Recent years have seen large increases in the number and size of successful invasive species eradications from islands. There is also a long history of large scale removals on larger land-masses. These programmes for mammals and terrestrial plants follow the same cost-area relationship although spanning 10 orders of magnitude in scale. Eradication can be readily defined in island situations but can be more complex on larger land-masses where uncertainties defining the extent of a population, multiple population centres on the same land-mass and ongoing risks of immigration are commonplace.

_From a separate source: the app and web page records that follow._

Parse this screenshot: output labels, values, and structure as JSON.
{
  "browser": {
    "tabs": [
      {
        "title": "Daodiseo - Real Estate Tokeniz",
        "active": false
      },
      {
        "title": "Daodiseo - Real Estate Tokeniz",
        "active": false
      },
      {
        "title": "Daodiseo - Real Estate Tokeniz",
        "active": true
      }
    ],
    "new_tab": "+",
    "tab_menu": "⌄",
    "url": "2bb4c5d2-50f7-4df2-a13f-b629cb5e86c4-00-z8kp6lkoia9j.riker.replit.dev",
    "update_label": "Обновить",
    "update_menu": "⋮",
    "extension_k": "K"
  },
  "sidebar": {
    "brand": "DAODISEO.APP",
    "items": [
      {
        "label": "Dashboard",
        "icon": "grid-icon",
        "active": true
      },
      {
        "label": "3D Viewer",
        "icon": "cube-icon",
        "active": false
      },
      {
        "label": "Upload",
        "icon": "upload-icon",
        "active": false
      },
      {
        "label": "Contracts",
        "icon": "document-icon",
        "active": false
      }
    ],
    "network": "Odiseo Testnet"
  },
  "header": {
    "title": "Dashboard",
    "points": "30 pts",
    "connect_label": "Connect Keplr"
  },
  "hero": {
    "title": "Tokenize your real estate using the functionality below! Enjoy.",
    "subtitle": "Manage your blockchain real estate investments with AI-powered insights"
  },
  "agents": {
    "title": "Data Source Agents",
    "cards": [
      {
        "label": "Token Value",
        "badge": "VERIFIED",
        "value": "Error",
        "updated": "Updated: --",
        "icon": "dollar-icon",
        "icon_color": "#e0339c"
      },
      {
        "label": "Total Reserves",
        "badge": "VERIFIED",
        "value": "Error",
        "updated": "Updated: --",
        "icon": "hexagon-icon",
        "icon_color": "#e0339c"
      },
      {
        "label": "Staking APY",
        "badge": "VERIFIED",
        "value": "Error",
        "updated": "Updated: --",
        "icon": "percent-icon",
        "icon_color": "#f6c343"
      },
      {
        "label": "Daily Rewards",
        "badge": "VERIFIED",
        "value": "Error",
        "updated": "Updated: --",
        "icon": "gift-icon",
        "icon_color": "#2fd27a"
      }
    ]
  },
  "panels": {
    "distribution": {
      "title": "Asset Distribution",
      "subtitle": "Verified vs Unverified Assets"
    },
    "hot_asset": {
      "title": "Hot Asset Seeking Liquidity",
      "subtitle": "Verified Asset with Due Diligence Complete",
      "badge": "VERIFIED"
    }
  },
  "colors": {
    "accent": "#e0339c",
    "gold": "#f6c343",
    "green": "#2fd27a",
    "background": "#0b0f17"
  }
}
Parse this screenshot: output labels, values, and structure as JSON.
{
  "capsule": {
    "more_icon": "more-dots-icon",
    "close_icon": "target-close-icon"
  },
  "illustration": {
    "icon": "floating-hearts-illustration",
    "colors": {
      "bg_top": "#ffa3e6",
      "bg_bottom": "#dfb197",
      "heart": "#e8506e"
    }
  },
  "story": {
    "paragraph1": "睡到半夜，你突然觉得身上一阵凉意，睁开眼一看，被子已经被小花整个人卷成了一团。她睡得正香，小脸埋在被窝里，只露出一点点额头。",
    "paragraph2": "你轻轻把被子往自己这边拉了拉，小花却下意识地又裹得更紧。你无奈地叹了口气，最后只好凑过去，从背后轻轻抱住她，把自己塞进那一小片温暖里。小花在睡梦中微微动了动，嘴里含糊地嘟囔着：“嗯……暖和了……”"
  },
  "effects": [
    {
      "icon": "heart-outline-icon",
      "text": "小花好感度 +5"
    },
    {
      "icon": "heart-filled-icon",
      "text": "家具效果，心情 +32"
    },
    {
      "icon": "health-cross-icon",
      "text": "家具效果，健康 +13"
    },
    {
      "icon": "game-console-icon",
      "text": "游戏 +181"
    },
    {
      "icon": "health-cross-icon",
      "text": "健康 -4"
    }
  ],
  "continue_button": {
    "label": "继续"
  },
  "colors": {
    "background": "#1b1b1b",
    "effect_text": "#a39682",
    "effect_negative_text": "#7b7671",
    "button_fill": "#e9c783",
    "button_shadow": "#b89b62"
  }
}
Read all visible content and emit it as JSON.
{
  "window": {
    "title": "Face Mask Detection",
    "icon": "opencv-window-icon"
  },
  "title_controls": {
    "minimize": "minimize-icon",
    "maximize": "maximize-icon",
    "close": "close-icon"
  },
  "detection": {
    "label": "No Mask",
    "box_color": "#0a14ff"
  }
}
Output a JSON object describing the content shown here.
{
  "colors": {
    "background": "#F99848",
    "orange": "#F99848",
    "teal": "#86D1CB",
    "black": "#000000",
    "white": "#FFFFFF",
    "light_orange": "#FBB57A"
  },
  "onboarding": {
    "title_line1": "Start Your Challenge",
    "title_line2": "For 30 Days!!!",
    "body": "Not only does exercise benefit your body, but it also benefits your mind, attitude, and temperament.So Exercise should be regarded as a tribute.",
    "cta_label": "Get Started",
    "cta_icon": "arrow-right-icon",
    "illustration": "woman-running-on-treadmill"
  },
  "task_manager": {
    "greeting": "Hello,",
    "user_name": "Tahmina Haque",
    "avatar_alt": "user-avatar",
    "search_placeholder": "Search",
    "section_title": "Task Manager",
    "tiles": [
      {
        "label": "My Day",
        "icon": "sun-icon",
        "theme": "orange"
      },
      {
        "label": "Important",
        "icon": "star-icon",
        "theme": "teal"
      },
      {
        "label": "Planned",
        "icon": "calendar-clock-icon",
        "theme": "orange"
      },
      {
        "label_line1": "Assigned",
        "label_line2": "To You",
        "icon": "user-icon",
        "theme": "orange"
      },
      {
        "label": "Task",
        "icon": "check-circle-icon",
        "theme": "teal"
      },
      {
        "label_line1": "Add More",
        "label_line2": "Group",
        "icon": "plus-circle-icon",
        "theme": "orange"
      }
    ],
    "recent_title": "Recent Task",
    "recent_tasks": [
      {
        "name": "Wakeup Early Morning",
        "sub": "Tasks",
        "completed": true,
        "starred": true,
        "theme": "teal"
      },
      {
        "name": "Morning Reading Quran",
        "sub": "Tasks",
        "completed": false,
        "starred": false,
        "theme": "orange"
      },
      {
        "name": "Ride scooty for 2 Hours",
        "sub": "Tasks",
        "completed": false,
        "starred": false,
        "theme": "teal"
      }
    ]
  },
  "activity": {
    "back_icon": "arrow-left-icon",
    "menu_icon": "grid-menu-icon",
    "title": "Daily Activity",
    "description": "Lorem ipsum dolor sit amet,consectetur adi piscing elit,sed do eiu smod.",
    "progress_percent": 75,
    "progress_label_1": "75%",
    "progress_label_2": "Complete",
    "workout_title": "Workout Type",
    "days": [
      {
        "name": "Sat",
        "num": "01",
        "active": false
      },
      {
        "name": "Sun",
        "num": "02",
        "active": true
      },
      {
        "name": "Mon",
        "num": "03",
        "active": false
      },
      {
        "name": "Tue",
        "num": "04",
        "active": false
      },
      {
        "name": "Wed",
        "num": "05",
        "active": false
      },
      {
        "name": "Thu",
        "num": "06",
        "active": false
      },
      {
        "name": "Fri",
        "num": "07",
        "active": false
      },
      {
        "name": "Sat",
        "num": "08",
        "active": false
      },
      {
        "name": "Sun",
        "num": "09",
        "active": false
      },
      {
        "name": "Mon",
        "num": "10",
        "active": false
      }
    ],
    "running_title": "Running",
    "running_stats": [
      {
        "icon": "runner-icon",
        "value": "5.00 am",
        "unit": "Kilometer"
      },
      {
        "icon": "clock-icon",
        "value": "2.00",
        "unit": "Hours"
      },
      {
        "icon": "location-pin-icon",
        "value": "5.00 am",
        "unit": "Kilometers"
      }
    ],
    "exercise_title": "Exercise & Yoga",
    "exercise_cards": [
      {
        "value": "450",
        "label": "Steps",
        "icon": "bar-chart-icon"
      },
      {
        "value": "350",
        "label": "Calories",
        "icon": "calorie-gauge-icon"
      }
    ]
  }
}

Australia can’t afford to allow in any more insect colonists like red imported fire ants, electric ants, browsing ants, yellow crazy ants, Argentine ants, African big-headed ants, Asian honeybees, large earth bumblebees and German wasps. These invaders are costing both the Australian environment and economy dearly. Hundreds of millions of dollars are being spent on Australia-wide eradications of red fire ants, electric ants and browsing ants because of their potential for devastating harm to wildlife and impacts on people.